Football pundits have been around for a long time, even if they weren’t called pundits back then. However, the nature of the role has changed immensely over the years, where now one almost has to be an analyst to some degree to be taken seriously by fans and viewers.

The catalyst for this change was undoubtedly Gary Neville at Sky Sports. His appearances on Monday Night Football from the 2011-12 season onwards completely revolutionised the football punditry business in England. Fans were now being told how and why certain teams did well and won their matches, what tactics were used and why they did and did not work, and why some players played well and others did not. It was a welcome change from the days when all a former player had to do was to show up and talk about mentality and teamwork and determination, and that would be enough. As this Betway video shows, football pundits nowadays have to be spot-on in terms of their knowledge and their research. While a large part of this is down to Neville’s work at Sky, a lot of it also has to do with the way in which the internet has made football a lot more accessible. Fans now have the ability to find statistics and information about players, teams and individual matches at the click of a button or a tap of a screen, making it more difficult for a pundit to hide behind those old tropes.
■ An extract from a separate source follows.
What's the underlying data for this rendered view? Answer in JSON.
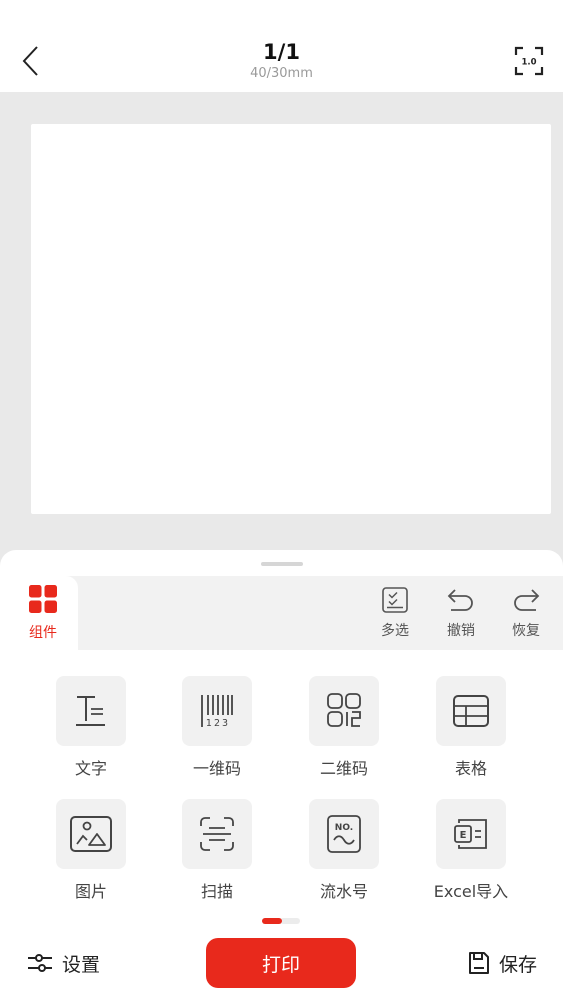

Earlier, it would be enough for a pundit to have had a career in the game upon which he would base his statements for him to be considered credible. Not anymore; just having played the game is not enough for fans today to be convinced by a pundit’s statements. Look at the punditry lineups across broadcasters – the likes of Neville, Jamie Carragher, Roy Keane, Jamie Redknapp, Graeme Sounness, Rio Ferdinand, Steve McManaman, Alan Shearer, Paul Scholes and Ian Wright, to name just a few, grace our screens every weekend, but almost all of them know their facts and support their arguments with data and numbers. It is also telling that of these names, one can probably easily recognize the pundits who are known for still sticking to the ‘old ways’ and are ridiculed for it on social media. This illustrates just why being well-researched and knowledgeable is vitally important to have a career as a pundit in football today; perhaps almost as important as having played the game at a high level.